Reading Kahlo’s letters can make you feel claustrophobic—almost as shut in as she was. Much of her writing is taken up with how lonely she feels without him and how she is suffering. She is vehement about her need for Bartoli. “Don’t leave me, don’t forget me,” she keeps saying. She wants to be him and to have him be her. Quite often she slips into a kind of emotional blackmail—she will get better for him; only he can make her happy; he is the reason she stays alive. He is her tree of hope, the support without which she cannot paint. This neediness might at one point have driven him away. One of two letters that she wrote to Bartoli in 1947 express her anguish when she learned from a friend that he had been in Mexico for three weeks and he had not come to see her. Their relationship had resumed by 1949 and in her letters from that year she is just as desperate for him to be close.
Bartoli never lost his love for Frida. If you asked him about her he would speak with great reverence, but also with restraint. All his life he treasured the little objects she gave him as tokens of her love and he kept all her letters. Kahlo sometimes worries that Bartoli would find her letters to be childish, corny, and stupid. But, she tells him, love letters are never intelligent or stupid. Her letters are her “truth.” She asks him to receive them “as if a little girl passing in the street gave you a flower without knowing why.”
-- Hayden Herrera
SYNOPSES OF THE LETTERS
Hayden Herrera has written a summary in English of the content of each letter. To download a pdf of the synopses, click here.

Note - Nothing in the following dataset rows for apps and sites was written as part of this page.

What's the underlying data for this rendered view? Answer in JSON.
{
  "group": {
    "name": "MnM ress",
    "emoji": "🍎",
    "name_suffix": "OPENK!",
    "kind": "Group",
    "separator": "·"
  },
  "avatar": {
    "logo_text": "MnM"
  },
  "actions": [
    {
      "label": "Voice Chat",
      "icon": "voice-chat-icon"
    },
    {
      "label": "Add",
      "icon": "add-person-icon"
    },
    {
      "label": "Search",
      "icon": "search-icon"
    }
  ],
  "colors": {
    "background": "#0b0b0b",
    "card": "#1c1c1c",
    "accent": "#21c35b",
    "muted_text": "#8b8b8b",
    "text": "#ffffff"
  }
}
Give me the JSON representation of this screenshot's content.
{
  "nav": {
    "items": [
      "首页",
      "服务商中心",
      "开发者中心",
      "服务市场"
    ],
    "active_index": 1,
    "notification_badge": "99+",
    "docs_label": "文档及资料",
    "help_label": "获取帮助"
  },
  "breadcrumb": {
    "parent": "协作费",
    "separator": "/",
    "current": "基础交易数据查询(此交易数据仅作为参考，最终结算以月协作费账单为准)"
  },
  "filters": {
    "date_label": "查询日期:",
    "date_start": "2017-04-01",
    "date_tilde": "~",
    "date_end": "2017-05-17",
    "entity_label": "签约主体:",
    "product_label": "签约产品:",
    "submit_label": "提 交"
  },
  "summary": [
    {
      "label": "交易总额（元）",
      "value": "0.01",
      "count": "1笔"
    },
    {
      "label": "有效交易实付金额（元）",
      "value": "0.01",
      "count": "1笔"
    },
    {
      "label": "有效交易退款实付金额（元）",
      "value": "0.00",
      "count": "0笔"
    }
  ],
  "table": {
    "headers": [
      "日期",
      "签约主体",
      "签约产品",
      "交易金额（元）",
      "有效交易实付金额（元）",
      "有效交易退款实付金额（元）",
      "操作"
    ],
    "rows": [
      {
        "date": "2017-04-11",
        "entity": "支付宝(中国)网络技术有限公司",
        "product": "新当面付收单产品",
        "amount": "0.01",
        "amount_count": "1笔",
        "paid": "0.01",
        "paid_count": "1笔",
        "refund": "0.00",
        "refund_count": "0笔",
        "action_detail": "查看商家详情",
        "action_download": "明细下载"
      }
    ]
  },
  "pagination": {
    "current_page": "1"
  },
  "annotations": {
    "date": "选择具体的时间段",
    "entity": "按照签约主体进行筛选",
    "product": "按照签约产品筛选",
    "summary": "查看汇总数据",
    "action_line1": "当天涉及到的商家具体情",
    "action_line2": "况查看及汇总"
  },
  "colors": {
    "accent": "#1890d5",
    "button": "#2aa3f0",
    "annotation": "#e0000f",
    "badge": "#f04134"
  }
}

Included in the lot are several color slides depicting Frida Kahlo by Nickolas Muray. To download a pdf with biographical information about Nickolas Muray by Salomon Grimberg, click here. Further information is also available at NickolasMuray.com